By KHANITTHA THEPPAJORN
The Constitution Drafting Committee yesterday reworded an article in the draft charter to assure that "a public gathering" can be undertaken according to an intent addressed in previous constitutions.
Article 53 (Section 2) had stated that law enforcement to control the right to assemble could be for an assembly “within a public space”. The framers decided to broaden the wording to ensure that people can hold such an assembly anywhere, but that was also interpreted by some CDC members as meaning that law officers could enforce the public-assembly law restricting rights of assembly for the benefits of others.
The article-by-article deliberation entered its fourth day, with more than 50 articles having passed through the CDC’s close scrutiny.
The CDC also discussed Article 50 regarding broadcasting and telecommunications ownership.

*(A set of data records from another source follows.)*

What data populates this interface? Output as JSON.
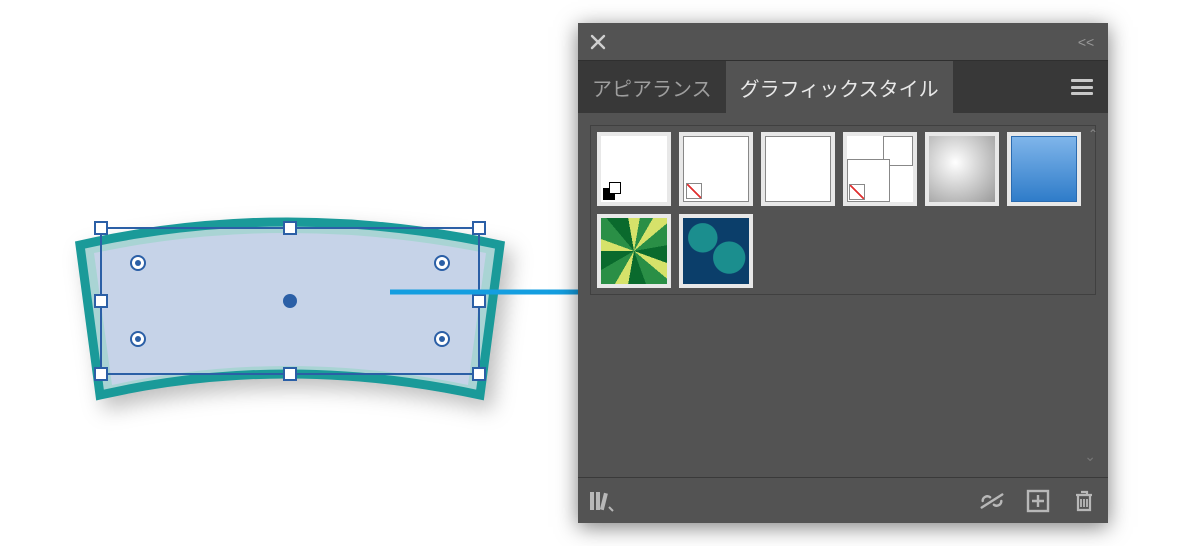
{
  "panel": {
    "tabs": [
      {
        "label": "アピアランス",
        "active": false
      },
      {
        "label": "グラフィックスタイル",
        "active": true
      }
    ],
    "styles": [
      {
        "name": "default-fill-stroke"
      },
      {
        "name": "no-fill"
      },
      {
        "name": "white-box"
      },
      {
        "name": "two-boxes-nofill"
      },
      {
        "name": "soft-gray-gradient"
      },
      {
        "name": "blue-gradient"
      },
      {
        "name": "green-leaf-pattern"
      },
      {
        "name": "blue-swirl-pattern"
      }
    ],
    "icons": {
      "close": "close-icon",
      "collapse": "collapse-icon",
      "menu": "menu-icon",
      "library": "library-icon",
      "breaklink": "break-link-icon",
      "new": "new-style-icon",
      "delete": "delete-icon"
    }
  },
  "artwork": {
    "fill": "#c6d3e8",
    "stroke": "#1a9a99",
    "innerFill": "#a9d4d4",
    "action": "drag-shape-to-graphic-styles-panel"
  }
}
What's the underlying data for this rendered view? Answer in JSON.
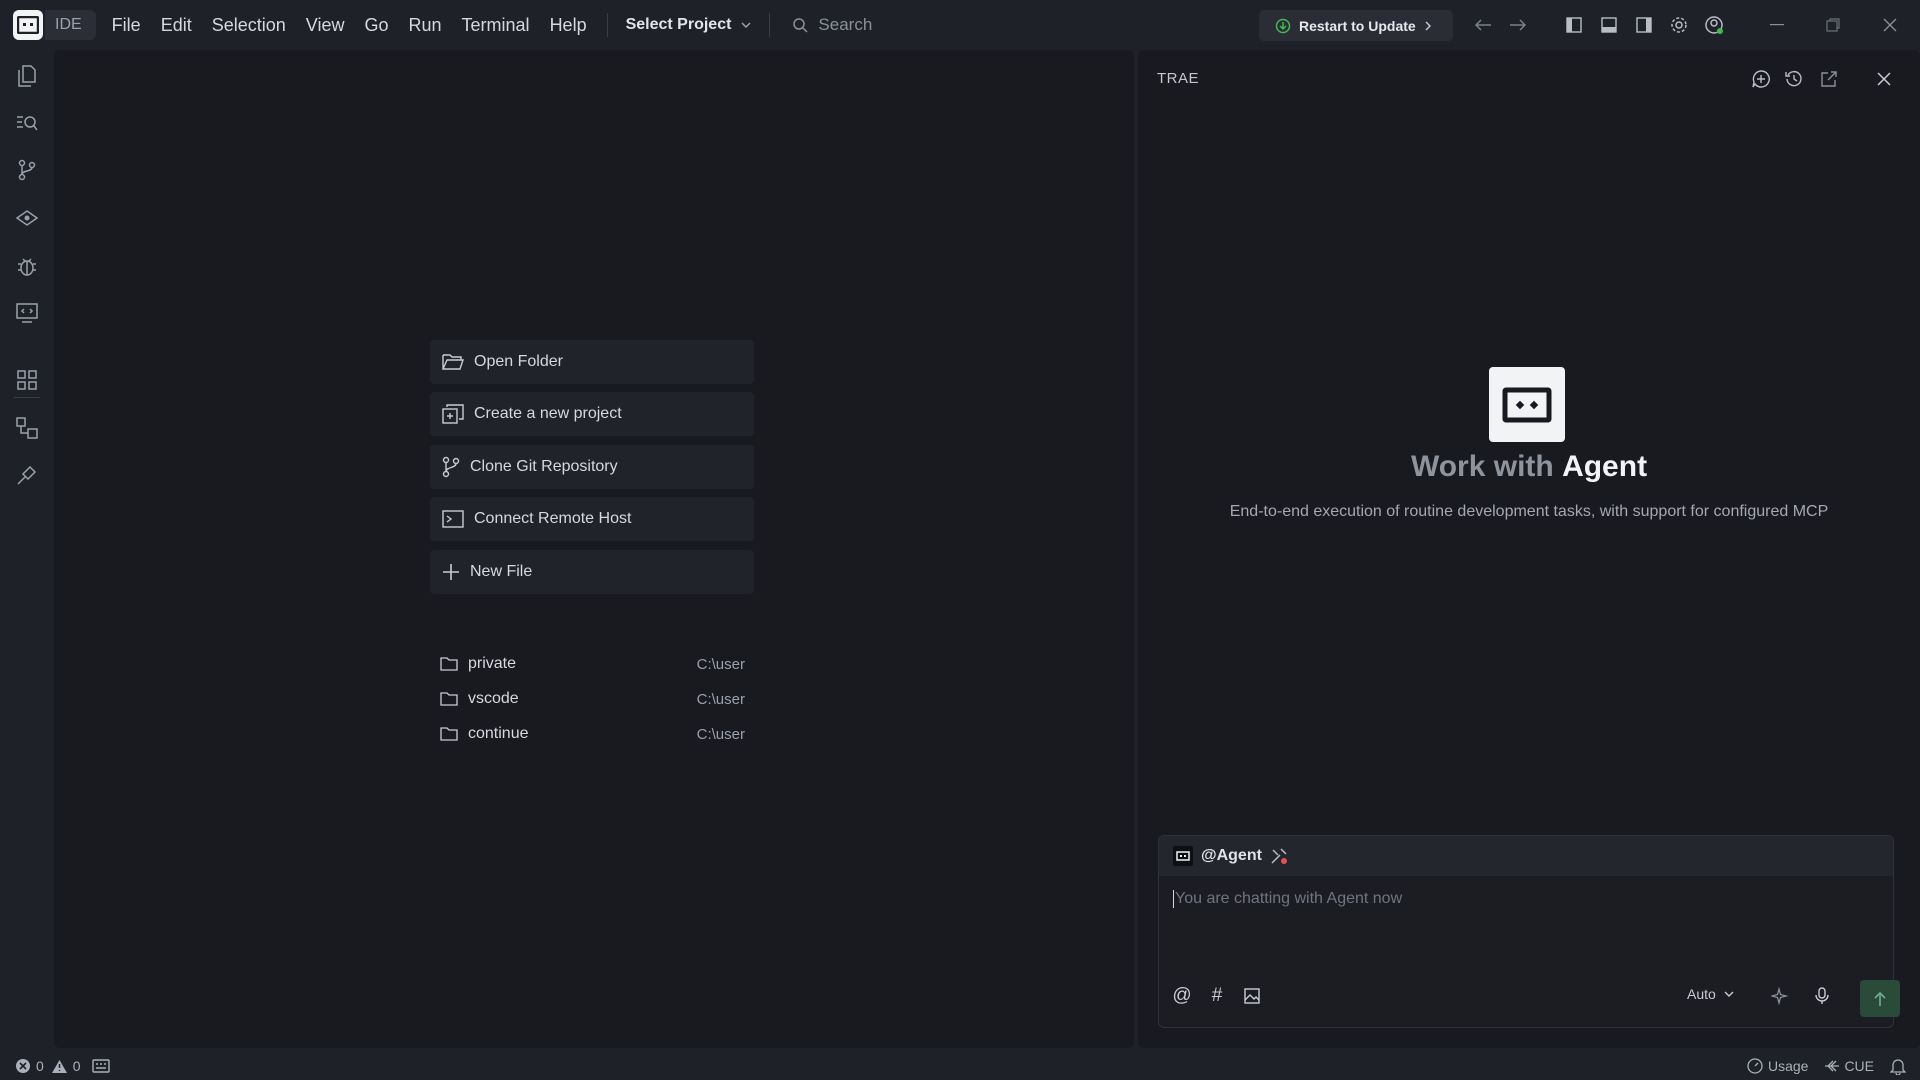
{
  "titlebar": {
    "app_badge": "IDE",
    "menu": [
      "File",
      "Edit",
      "Selection",
      "View",
      "Go",
      "Run",
      "Terminal",
      "Help"
    ],
    "project_select": "Select Project",
    "search_placeholder": "Search",
    "restart_label": "Restart to Update"
  },
  "editor": {
    "actions": [
      {
        "label": "Open Folder",
        "icon": "folder-open-icon"
      },
      {
        "label": "Create a new project",
        "icon": "new-project-icon"
      },
      {
        "label": "Clone Git Repository",
        "icon": "git-branch-icon"
      },
      {
        "label": "Connect Remote Host",
        "icon": "remote-terminal-icon"
      },
      {
        "label": "New File",
        "icon": "plus-icon"
      }
    ],
    "recent": [
      {
        "name": "private",
        "path": "C:\\user"
      },
      {
        "name": "vscode",
        "path": "C:\\user"
      },
      {
        "name": "continue",
        "path": "C:\\user"
      }
    ]
  },
  "panel": {
    "title": "TRAE",
    "heading_prefix": "Work with",
    "heading_emphasis": "Agent",
    "subtitle": "End-to-end execution of routine development tasks, with support for configured MCP",
    "chat_agent": "@Agent",
    "chat_placeholder": "You are chatting with Agent now",
    "model_select": "Auto"
  },
  "status": {
    "errors": "0",
    "warnings": "0",
    "usage": "Usage",
    "cue": "CUE"
  },
  "colors": {
    "background": "#1f2128",
    "surface": "#181a20",
    "accent_green": "#3fb950",
    "send_button": "#2a4a3a"
  }
}
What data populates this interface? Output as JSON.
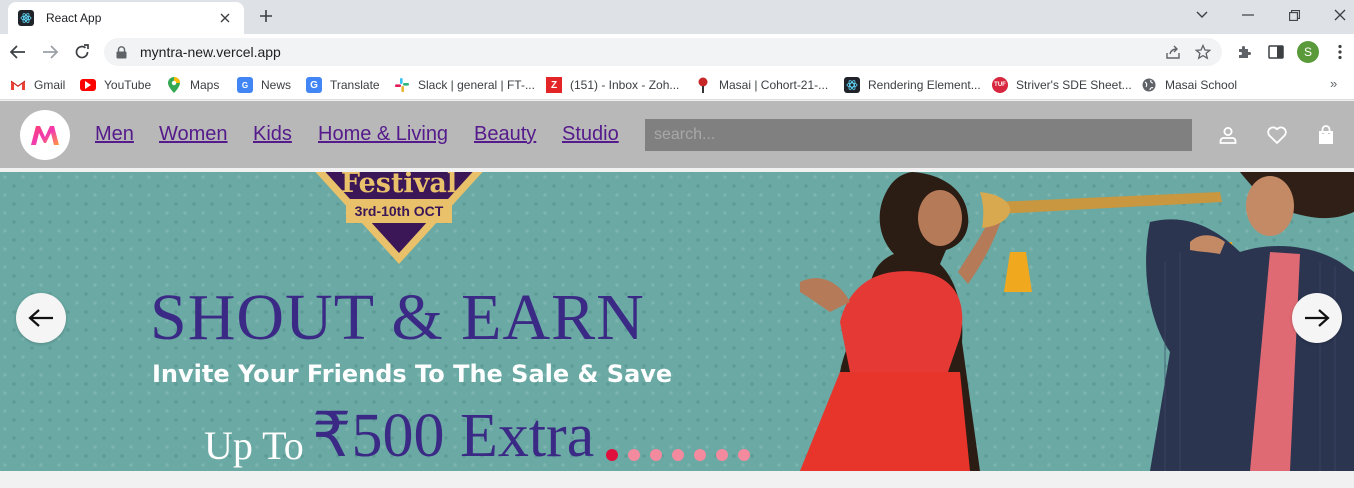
{
  "browser": {
    "tab_title": "React App",
    "url": "myntra-new.vercel.app",
    "profile_initial": "S",
    "bookmarks": [
      {
        "label": "Gmail",
        "icon": "gmail-icon",
        "color": "#ea4335"
      },
      {
        "label": "YouTube",
        "icon": "youtube-icon",
        "color": "#ff0000"
      },
      {
        "label": "Maps",
        "icon": "maps-icon",
        "color": "#34a853"
      },
      {
        "label": "News",
        "icon": "news-icon",
        "color": "#4285f4"
      },
      {
        "label": "Translate",
        "icon": "translate-icon",
        "color": "#4285f4"
      },
      {
        "label": "Slack | general | FT-...",
        "icon": "slack-icon",
        "color": "#611f69"
      },
      {
        "label": "(151) - Inbox - Zoh...",
        "icon": "zoho-icon",
        "color": "#e42527"
      },
      {
        "label": "Masai | Cohort-21-...",
        "icon": "masai-icon",
        "color": "#8b0000"
      },
      {
        "label": "Rendering Element...",
        "icon": "react-icon",
        "color": "#20232a"
      },
      {
        "label": "Striver's SDE Sheet...",
        "icon": "tuf-icon",
        "color": "#d7263d"
      },
      {
        "label": "Masai School",
        "icon": "globe-icon",
        "color": "#5f6368"
      }
    ]
  },
  "nav": {
    "links": [
      "Men",
      "Women",
      "Kids",
      "Home & Living",
      "Beauty",
      "Studio"
    ],
    "search_placeholder": "search..."
  },
  "banner": {
    "badge_title": "Festival",
    "badge_dates": "3rd-10th OCT",
    "headline": "SHOUT & EARN",
    "subline": "Invite Your Friends To The Sale & Save",
    "offer_prefix": "Up To",
    "offer_amount": "₹500 Extra",
    "slide_count": 7,
    "active_slide": 0
  },
  "colors": {
    "nav_bg": "#b8b8b8",
    "link": "#551a8b",
    "banner_bg": "#6aa9a4",
    "headline": "#3b2a85",
    "dot_active": "#e0103c",
    "dot": "#f48a9e"
  }
}
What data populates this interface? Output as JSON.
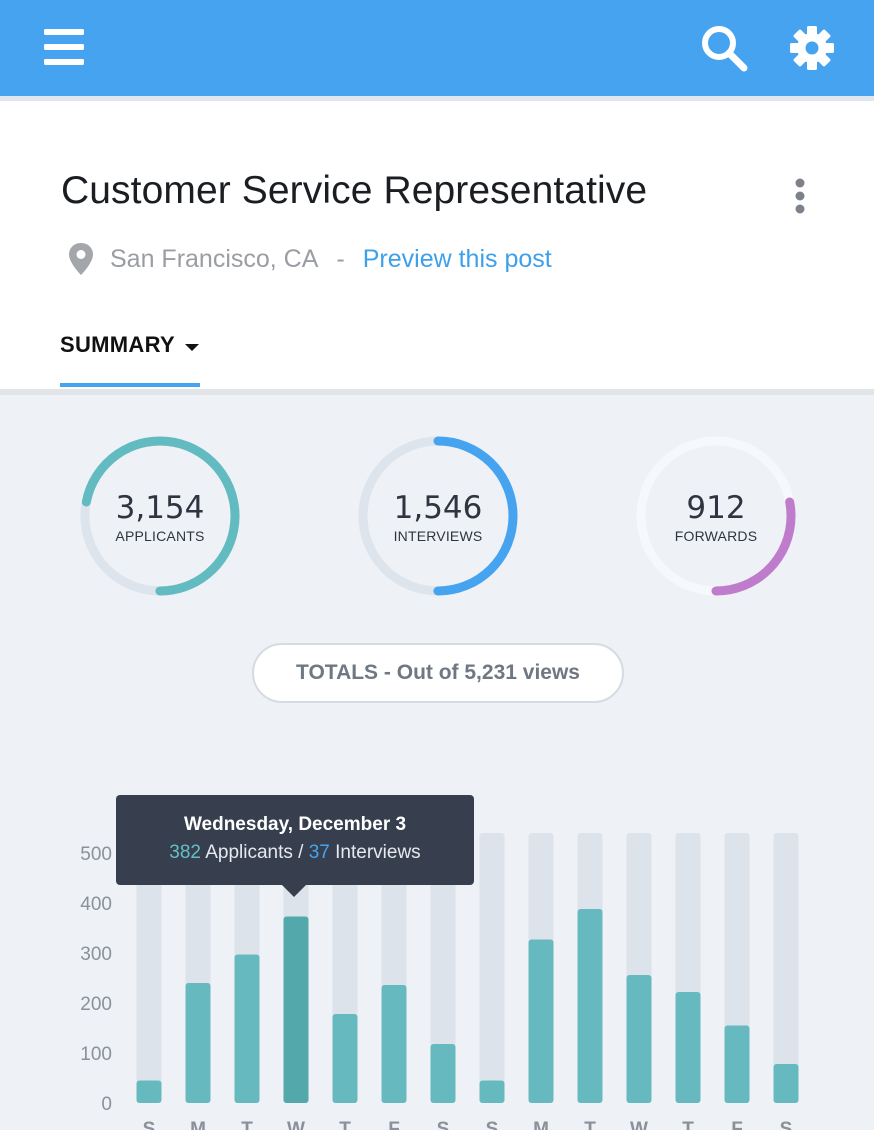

It had simply stated that “a citizen” could own such businesses. That was changed to state more specifically that the owner of such a business must be a Thai national.
The issue was not settled on Monday after the drafters debated for three hours before reaching a conclusion yesterday. Some said the wording should be left open-ended so that it would accommodate an Asean commitment that may open businesses to foreign nationals.
The other view was that these businesses should be restricted to a Thai national, as the word “citizen” had already been removed and replaced with “a Thai national”, especially in the sections concerning people’s rights and freedom.
The CDC also finished revising Articles 51 and 52 governing academic freedom and the right to an equal education.